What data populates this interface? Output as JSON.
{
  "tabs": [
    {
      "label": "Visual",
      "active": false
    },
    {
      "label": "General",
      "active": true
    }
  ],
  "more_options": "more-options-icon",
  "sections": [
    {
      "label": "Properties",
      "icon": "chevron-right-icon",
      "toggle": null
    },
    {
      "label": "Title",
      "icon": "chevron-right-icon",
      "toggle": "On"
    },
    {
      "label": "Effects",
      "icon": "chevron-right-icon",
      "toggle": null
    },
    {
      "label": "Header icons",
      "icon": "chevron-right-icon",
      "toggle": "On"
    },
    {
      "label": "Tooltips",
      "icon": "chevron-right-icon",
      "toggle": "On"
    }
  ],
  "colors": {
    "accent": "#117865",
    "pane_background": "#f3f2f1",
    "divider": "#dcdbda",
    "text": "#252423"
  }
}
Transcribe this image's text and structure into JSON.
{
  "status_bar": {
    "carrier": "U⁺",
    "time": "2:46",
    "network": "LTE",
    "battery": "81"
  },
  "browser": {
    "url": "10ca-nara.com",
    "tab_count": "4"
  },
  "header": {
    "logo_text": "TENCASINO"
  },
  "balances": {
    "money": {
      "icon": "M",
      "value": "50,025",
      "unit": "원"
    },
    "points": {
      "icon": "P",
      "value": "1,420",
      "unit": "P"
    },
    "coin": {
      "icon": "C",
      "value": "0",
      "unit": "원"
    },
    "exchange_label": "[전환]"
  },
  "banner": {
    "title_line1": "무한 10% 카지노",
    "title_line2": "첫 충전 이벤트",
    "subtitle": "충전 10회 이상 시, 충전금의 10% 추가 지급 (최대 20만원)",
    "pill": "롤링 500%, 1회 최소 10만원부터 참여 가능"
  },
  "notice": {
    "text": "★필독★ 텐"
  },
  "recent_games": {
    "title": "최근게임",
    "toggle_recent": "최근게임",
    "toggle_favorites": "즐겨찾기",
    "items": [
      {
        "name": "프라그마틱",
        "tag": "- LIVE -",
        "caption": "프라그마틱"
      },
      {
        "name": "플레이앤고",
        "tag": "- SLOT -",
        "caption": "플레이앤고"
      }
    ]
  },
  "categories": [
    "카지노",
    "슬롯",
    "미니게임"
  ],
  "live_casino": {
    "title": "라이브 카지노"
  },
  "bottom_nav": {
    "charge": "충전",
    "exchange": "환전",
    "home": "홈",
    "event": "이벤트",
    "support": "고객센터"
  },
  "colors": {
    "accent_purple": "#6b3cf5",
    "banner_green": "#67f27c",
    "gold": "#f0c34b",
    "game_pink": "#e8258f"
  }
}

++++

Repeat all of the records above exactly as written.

WRITTEN RESPONSE:
What data populates this interface? Output as JSON.
{
  "tabs": [
    {
      "label": "Visual",
      "active": false
    },
    {
      "label": "General",
      "active": true
    }
  ],
  "more_options": "more-options-icon",
  "sections": [
    {
      "label": "Properties",
      "icon": "chevron-right-icon",
      "toggle": null
    },
    {
      "label": "Title",
      "icon": "chevron-right-icon",
      "toggle": "On"
    },
    {
      "label": "Effects",
      "icon": "chevron-right-icon",
      "toggle": null
    },
    {
      "label": "Header icons",
      "icon": "chevron-right-icon",
      "toggle": "On"
    },
    {
      "label": "Tooltips",
      "icon": "chevron-right-icon",
      "toggle": "On"
    }
  ],
  "colors": {
    "accent": "#117865",
    "pane_background": "#f3f2f1",
    "divider": "#dcdbda",
    "text": "#252423"
  }
}
Transcribe this image's text and structure into JSON.
{
  "status_bar": {
    "carrier": "U⁺",
    "time": "2:46",
    "network": "LTE",
    "battery": "81"
  },
  "browser": {
    "url": "10ca-nara.com",
    "tab_count": "4"
  },
  "header": {
    "logo_text": "TENCASINO"
  },
  "balances": {
    "money": {
      "icon": "M",
      "value": "50,025",
      "unit": "원"
    },
    "points": {
      "icon": "P",
      "value": "1,420",
      "unit": "P"
    },
    "coin": {
      "icon": "C",
      "value": "0",
      "unit": "원"
    },
    "exchange_label": "[전환]"
  },
  "banner": {
    "title_line1": "무한 10% 카지노",
    "title_line2": "첫 충전 이벤트",
    "subtitle": "충전 10회 이상 시, 충전금의 10% 추가 지급 (최대 20만원)",
    "pill": "롤링 500%, 1회 최소 10만원부터 참여 가능"
  },
  "notice": {
    "text": "★필독★ 텐"
  },
  "recent_games": {
    "title": "최근게임",
    "toggle_recent": "최근게임",
    "toggle_favorites": "즐겨찾기",
    "items": [
      {
        "name": "프라그마틱",
        "tag": "- LIVE -",
        "caption": "프라그마틱"
      },
      {
        "name": "플레이앤고",
        "tag": "- SLOT -",
        "caption": "플레이앤고"
      }
    ]
  },
  "categories": [
    "카지노",
    "슬롯",
    "미니게임"
  ],
  "live_casino": {
    "title": "라이브 카지노"
  },
  "bottom_nav": {
    "charge": "충전",
    "exchange": "환전",
    "home": "홈",
    "event": "이벤트",
    "support": "고객센터"
  },
  "colors": {
    "accent_purple": "#6b3cf5",
    "banner_green": "#67f27c",
    "gold": "#f0c34b",
    "game_pink": "#e8258f"
  }
}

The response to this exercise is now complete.